Dealing with any cancer diagnosis can be difficult. With so much of the focus on treating your cancer, it’s important to make sure that the rest of you is taken care of as well.
From joining a support group to talking with your family and friends, there are many different ways to get the help and support you need.
Support groups are one of the easiest and most widely available ways to get help.
One of the benefits of support groups is their variety of formats. Some meet in-person, while others meet online or even over the phone.
Finding a support group may be easier than you think. Start by asking your doctor or hospital for options near you. If you aren’t satisfied with these options, you can research online.
Getting connected with a local support group is a great way to meet others who are experiencing something similar. These groups usually occur once or twice a month. They involve people with the same diagnosis getting together at a local place to talk about whatever is on their minds.
Many national organizations also offer support and education to people with bladder cancer and their families. Here are some organizations in the United States or around the world that provide cancer support:

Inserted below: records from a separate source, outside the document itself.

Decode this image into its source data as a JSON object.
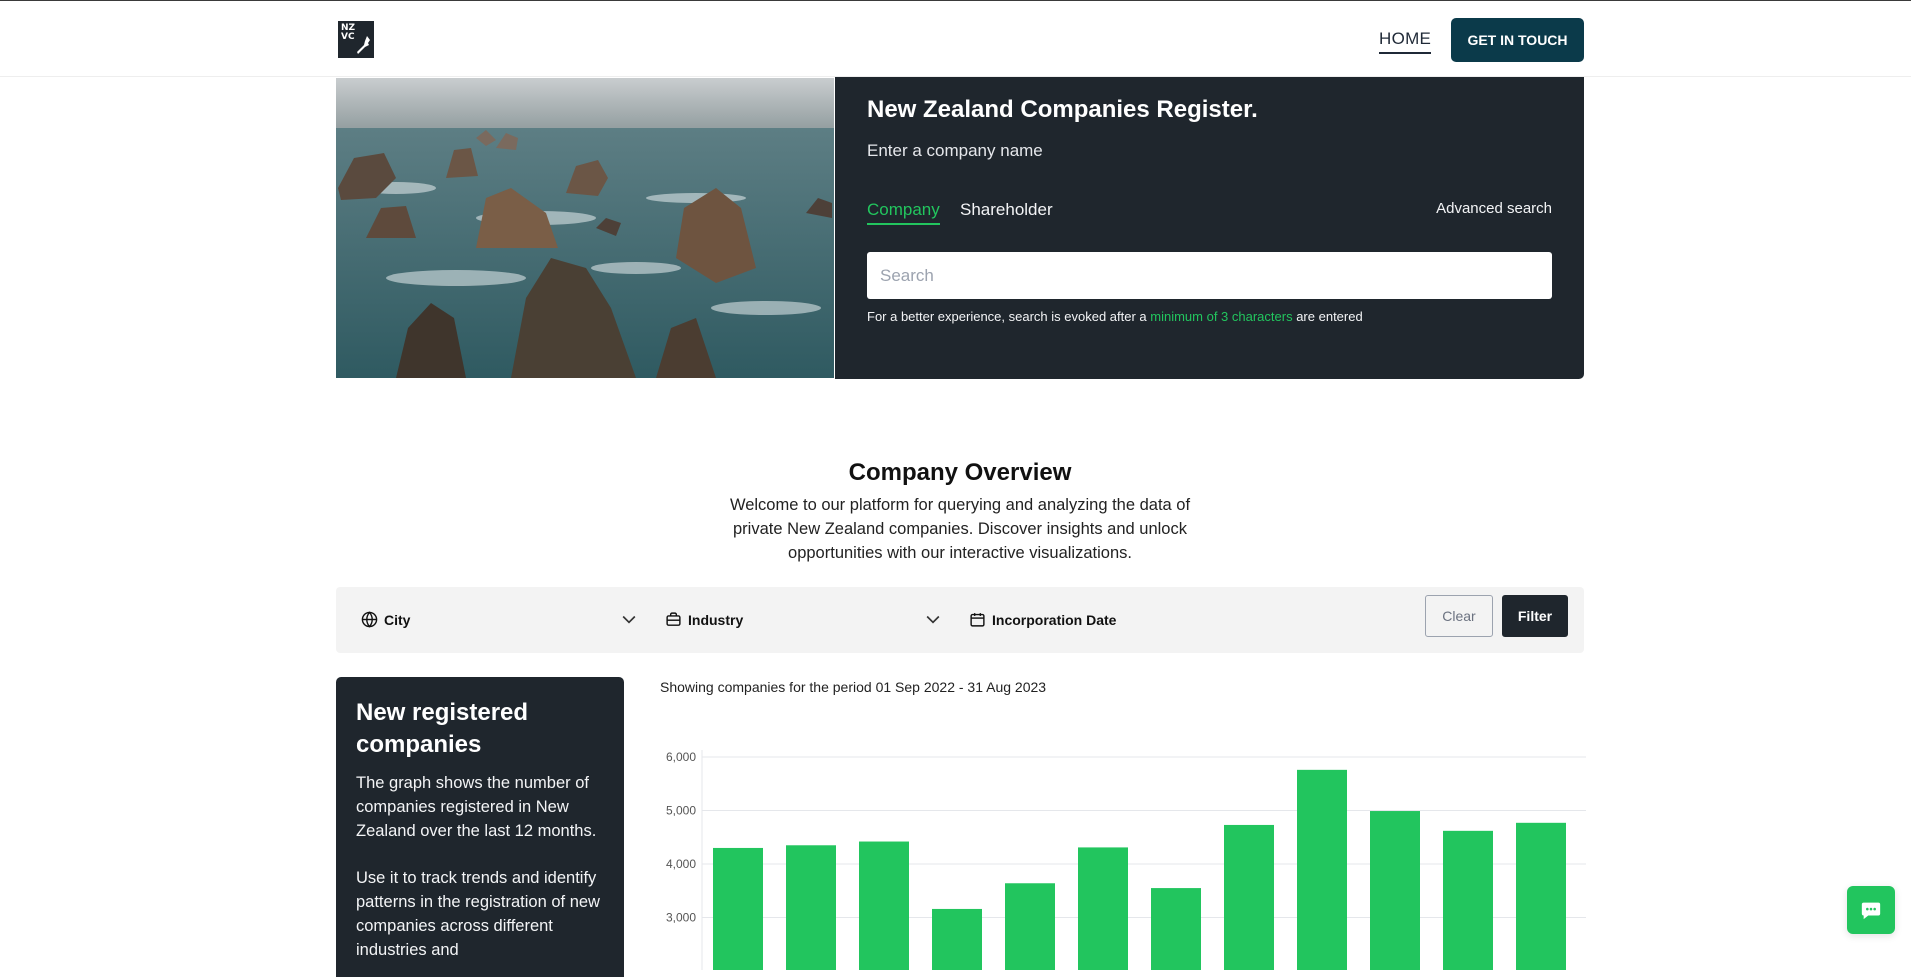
{
  "header": {
    "logo_line1": "NZ",
    "logo_line2": "VC",
    "nav_home": "HOME",
    "cta": "GET IN TOUCH"
  },
  "hero": {
    "title": "New Zealand Companies Register.",
    "subtitle": "Enter a company name",
    "tabs": [
      {
        "label": "Company",
        "active": true
      },
      {
        "label": "Shareholder",
        "active": false
      }
    ],
    "advanced_search": "Advanced search",
    "search_placeholder": "Search",
    "hint_prefix": "For a better experience, search is evoked after a ",
    "hint_highlight": "minimum of 3 characters",
    "hint_suffix": " are entered"
  },
  "overview": {
    "title": "Company Overview",
    "text": "Welcome to our platform for querying and analyzing the data of private New Zealand companies. Discover insights and unlock opportunities with our interactive visualizations."
  },
  "filters": {
    "city": "City",
    "industry": "Industry",
    "incorporation_date": "Incorporation Date",
    "clear": "Clear",
    "filter": "Filter"
  },
  "sidebar": {
    "title": "New registered companies",
    "para1": "The graph shows the number of companies registered in New Zealand over the last 12 months.",
    "para2": "Use it to track trends and identify patterns in the registration of new companies across different industries and"
  },
  "period_text": "Showing companies for the period 01 Sep 2022 - 31 Aug 2023",
  "colors": {
    "accent": "#22c55e",
    "dark": "#1f262d",
    "cta": "#0b3a4a"
  },
  "chart_data": {
    "type": "bar",
    "values": [
      4300,
      4350,
      4420,
      3160,
      3640,
      4310,
      3550,
      4730,
      5760,
      4990,
      4620,
      4770
    ],
    "yticks": [
      "6,000",
      "5,000",
      "4,000",
      "3,000"
    ],
    "ylim": [
      2000,
      6000
    ],
    "grid": true
  }
}
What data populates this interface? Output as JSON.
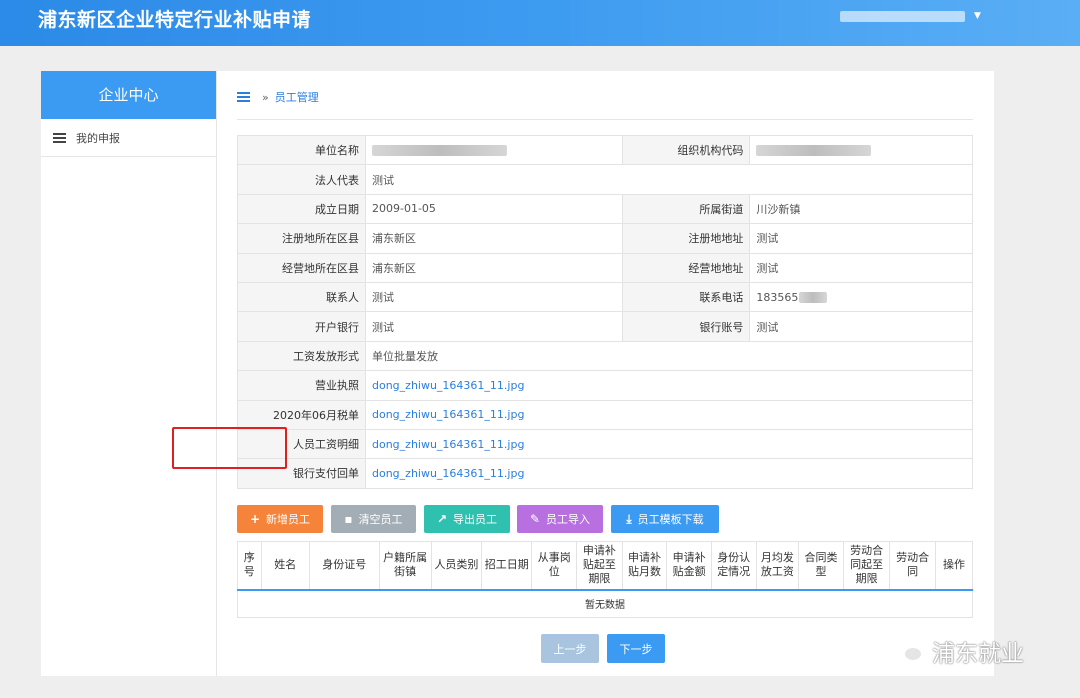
{
  "app": {
    "title": "浦东新区企业特定行业补贴申请"
  },
  "sidebar": {
    "header": "企业中心",
    "items": [
      {
        "label": "我的申报"
      }
    ]
  },
  "breadcrumb": {
    "current": "员工管理"
  },
  "info": {
    "rows": [
      {
        "label": "单位名称",
        "value": "",
        "label2": "组织机构代码",
        "value2": ""
      },
      {
        "label": "法人代表",
        "value": "测试"
      },
      {
        "label": "成立日期",
        "value": "2009-01-05",
        "label2": "所属街道",
        "value2": "川沙新镇"
      },
      {
        "label": "注册地所在区县",
        "value": "浦东新区",
        "label2": "注册地地址",
        "value2": "测试"
      },
      {
        "label": "经营地所在区县",
        "value": "浦东新区",
        "label2": "经营地地址",
        "value2": "测试"
      },
      {
        "label": "联系人",
        "value": "测试",
        "label2": "联系电话",
        "value2": "183565"
      },
      {
        "label": "开户银行",
        "value": "测试",
        "label2": "银行账号",
        "value2": "测试"
      },
      {
        "label": "工资发放形式",
        "value": "单位批量发放"
      },
      {
        "label": "营业执照",
        "value": "dong_zhiwu_164361_11.jpg"
      },
      {
        "label": "2020年06月税单",
        "value": "dong_zhiwu_164361_11.jpg"
      },
      {
        "label": "人员工资明细",
        "value": "dong_zhiwu_164361_11.jpg"
      },
      {
        "label": "银行支付回单",
        "value": "dong_zhiwu_164361_11.jpg"
      }
    ]
  },
  "actions": {
    "add": {
      "label": "新增员工",
      "icon": "+",
      "color": "#f5843a"
    },
    "clear": {
      "label": "清空员工",
      "icon": "trash",
      "color": "#a3adb6"
    },
    "export": {
      "label": "导出员工",
      "icon": "share",
      "color": "#2fc0b0"
    },
    "import": {
      "label": "员工导入",
      "icon": "edit",
      "color": "#b86fe0"
    },
    "template": {
      "label": "员工模板下载",
      "icon": "download",
      "color": "#3b9af2"
    }
  },
  "grid": {
    "columns": [
      "序号",
      "姓名",
      "身份证号",
      "户籍所属街镇",
      "人员类别",
      "招工日期",
      "从事岗位",
      "申请补贴起至期限",
      "申请补贴月数",
      "申请补贴金额",
      "身份认定情况",
      "月均发放工资",
      "合同类型",
      "劳动合同起至期限",
      "劳动合同",
      "操作"
    ],
    "empty": "暂无数据"
  },
  "pager": {
    "prev": {
      "label": "上一步",
      "color": "#a9c4de"
    },
    "next": {
      "label": "下一步",
      "color": "#3b9af2"
    }
  },
  "watermark": {
    "text": "浦东就业"
  }
}
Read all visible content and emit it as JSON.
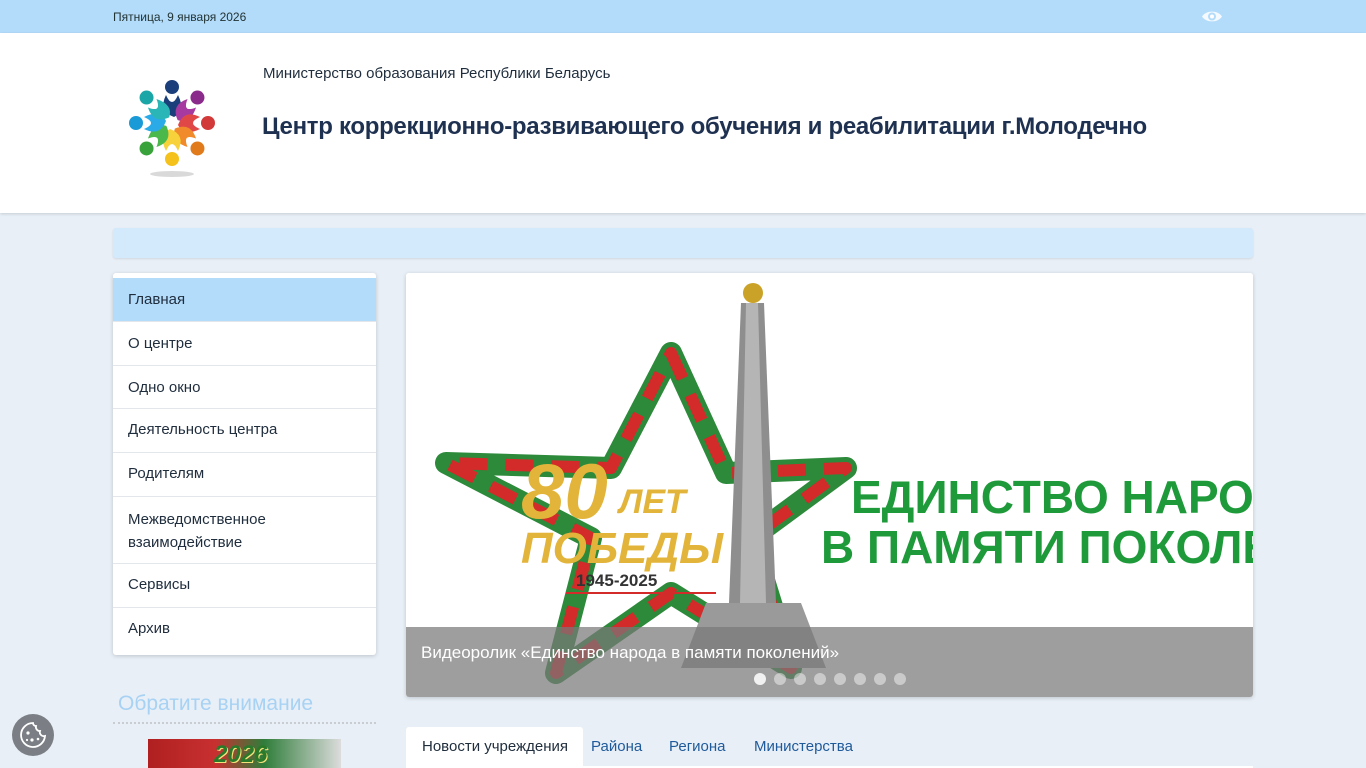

The following organizations focus on bringing people together who have, or have had, bladder cancer:
Hearing personal stories from other people dealing with bladder cancer can also be helpful. Blogs are a good source of personal stories. Here are some to check out:
It’s normal to grieve and to feel sad or scared after being diagnosed with metastatic cancer.
Talking with a trained mental health professional, such as a counselor or a psychologist, can help you come to terms with your diagnosis. It can also help you understand and cope with your emotions.
Seeing a counselor allows you to talk openly about your feelings and problems. Some people prefer talking to someone alone as opposed to speaking aloud in a group setting.
It’s important to have a close network of people you can rely on throughout your cancer diagnosis and treatment. Your loved ones will want to help and support you, but they’ll need time to adjust to your diagnosis too.
They may want to talk with you about their thoughts and feelings. If you find this overwhelming, ask them to find a support group for loved ones in similar situations.
Sharing your cancer journey with anyone can be difficult, but keeping other people involved can help ease the burden you may feel. It can also give you and your loved ones strength.
Finding support can help you feel less alone and better about your diagnosis. You meet other people who are in a similar situation, which gives you a chance to share how you’re feeling with people who understand what you’re going through.
Support groups can help you cope with your treatment and any side effects you may be having. They also let you talk through problems related to your cancer, such as balancing your work or family life.